It’s cold today, and you have to be careful.

If you must  travel in subzero temperatures, you need to bundle up. Your fingers, toes, nose, and ears are especially vulnerable to frostbite in this weather. LiveScience reports you can develop frostbite if the temperature falls below 32 degrees Fahrenheit.

The National Weather Service notes in a blog post, “Frostbite happens when the body’s survival mechanisms kick in during extremely cold weather. To protect the vital inner organs, the body cuts circulation to your extremities: feet, hands, nose, etc., which eventually freeze.” To avoid frostbite you’ll want to stay inside if the wind chill is negative 50 or below, dress in layers, and keep and eye out of signs and symptoms of frostbite, including: a prickly, burning sensation followed by numbness, skin color changing to red, white, blue or pale white-yellow tones, waxy or tough-looking skin, stiffness in joints or muscles, and in severe cases: blistering can occur and skin can turn black.
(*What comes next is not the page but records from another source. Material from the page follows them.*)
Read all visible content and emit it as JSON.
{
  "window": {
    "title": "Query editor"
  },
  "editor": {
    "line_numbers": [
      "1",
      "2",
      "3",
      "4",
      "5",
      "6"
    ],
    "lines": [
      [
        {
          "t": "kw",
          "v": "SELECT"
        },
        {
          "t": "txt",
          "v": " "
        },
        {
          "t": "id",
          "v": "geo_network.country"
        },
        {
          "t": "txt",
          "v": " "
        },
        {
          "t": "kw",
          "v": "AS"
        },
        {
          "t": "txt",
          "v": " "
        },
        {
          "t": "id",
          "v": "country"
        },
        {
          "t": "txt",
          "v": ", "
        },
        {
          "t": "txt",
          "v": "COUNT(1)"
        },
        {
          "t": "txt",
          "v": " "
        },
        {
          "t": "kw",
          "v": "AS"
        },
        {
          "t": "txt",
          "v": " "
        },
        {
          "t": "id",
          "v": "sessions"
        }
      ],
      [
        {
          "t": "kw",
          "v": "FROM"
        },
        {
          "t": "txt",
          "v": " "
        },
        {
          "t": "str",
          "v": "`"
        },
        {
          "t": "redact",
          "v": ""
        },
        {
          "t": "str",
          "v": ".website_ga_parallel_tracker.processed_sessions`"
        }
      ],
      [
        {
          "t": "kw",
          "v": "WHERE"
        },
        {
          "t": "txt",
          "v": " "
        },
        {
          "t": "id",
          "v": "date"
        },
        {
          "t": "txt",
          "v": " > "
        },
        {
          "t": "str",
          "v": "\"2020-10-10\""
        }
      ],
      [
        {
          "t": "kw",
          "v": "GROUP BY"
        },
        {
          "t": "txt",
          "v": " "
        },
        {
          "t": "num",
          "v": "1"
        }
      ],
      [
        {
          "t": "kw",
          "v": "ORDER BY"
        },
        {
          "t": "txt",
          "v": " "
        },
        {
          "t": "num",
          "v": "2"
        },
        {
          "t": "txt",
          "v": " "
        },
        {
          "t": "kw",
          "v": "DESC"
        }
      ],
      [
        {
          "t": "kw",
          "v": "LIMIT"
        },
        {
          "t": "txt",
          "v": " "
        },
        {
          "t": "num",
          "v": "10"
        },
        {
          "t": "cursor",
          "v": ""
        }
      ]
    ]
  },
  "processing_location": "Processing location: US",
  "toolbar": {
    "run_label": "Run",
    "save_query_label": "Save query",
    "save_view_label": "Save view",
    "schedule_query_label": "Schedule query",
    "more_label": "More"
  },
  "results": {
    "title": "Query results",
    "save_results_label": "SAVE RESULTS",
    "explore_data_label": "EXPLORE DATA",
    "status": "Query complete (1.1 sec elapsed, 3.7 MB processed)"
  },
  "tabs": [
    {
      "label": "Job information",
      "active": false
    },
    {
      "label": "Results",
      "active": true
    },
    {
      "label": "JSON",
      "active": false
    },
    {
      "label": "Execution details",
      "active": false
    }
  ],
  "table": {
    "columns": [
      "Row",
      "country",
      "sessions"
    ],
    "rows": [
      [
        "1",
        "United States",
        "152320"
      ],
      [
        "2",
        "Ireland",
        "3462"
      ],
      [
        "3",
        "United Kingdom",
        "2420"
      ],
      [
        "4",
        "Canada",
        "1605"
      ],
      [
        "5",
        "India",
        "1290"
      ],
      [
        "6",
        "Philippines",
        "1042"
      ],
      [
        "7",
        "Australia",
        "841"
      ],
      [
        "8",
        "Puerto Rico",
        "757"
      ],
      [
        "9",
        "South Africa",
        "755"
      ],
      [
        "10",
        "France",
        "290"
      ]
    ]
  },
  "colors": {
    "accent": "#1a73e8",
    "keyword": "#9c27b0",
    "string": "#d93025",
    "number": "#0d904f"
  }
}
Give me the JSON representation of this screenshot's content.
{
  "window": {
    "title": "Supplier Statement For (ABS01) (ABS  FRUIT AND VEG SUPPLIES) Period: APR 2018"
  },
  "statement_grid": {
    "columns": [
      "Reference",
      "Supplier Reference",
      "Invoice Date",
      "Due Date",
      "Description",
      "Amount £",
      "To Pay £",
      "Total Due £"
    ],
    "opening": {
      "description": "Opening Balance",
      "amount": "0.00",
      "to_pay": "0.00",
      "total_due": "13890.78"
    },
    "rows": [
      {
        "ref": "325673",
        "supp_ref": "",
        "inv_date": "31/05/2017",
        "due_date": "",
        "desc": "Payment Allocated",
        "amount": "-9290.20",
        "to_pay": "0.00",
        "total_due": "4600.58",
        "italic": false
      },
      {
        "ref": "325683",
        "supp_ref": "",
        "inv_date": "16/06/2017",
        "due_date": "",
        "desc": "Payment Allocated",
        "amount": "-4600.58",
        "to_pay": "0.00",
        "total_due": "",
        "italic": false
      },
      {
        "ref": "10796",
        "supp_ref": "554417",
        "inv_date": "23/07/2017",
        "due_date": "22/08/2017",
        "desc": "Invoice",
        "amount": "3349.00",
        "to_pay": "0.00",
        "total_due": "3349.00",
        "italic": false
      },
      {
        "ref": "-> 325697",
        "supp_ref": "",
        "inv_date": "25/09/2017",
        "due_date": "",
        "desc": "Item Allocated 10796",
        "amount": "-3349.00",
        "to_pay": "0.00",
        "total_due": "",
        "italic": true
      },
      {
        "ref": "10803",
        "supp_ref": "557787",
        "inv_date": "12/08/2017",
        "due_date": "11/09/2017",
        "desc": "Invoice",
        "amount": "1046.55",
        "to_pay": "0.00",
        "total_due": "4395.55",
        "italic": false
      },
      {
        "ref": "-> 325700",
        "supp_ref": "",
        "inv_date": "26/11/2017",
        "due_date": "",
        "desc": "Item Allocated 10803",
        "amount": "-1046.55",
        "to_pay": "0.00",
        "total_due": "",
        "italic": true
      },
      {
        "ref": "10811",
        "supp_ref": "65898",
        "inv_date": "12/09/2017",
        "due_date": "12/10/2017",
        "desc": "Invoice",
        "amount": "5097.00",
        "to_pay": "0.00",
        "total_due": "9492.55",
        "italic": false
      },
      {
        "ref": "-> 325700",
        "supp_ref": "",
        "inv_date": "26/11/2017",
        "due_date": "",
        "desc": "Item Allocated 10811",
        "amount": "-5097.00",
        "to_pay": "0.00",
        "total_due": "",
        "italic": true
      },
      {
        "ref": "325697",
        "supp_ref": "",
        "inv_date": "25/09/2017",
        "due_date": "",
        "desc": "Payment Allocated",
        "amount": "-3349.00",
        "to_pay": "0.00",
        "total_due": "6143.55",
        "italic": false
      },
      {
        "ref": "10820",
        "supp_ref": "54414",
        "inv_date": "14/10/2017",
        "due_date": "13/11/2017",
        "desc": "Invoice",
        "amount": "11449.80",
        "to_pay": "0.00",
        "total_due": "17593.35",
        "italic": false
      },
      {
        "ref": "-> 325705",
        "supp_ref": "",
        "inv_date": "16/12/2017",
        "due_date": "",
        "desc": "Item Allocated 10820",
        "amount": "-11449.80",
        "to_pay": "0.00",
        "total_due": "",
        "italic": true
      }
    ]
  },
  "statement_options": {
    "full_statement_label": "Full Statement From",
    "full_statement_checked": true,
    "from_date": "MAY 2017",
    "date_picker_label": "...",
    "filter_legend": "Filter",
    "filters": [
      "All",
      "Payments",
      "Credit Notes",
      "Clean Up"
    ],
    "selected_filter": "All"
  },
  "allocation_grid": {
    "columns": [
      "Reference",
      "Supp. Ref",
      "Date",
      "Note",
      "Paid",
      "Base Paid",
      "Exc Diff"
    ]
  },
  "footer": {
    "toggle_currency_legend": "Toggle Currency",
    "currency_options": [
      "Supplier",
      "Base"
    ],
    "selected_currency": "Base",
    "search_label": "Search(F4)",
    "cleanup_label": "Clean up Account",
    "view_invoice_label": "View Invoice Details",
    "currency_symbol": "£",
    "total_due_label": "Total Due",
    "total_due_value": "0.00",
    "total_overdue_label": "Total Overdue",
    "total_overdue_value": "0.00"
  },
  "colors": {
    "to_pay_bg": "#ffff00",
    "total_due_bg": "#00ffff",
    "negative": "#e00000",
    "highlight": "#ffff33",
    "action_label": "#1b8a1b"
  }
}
The American Academy of Dermatology recommends, “If you experience symptoms of frostbite, try to gradually bring feeling back into the body. Never rub frostbitten skin or submerge your hands or feet directly into hot water; use warm water or a warm washcloth instead.” If you notice more serious signs of frostbite you should go to an emergency room as soon as possible. (Fox)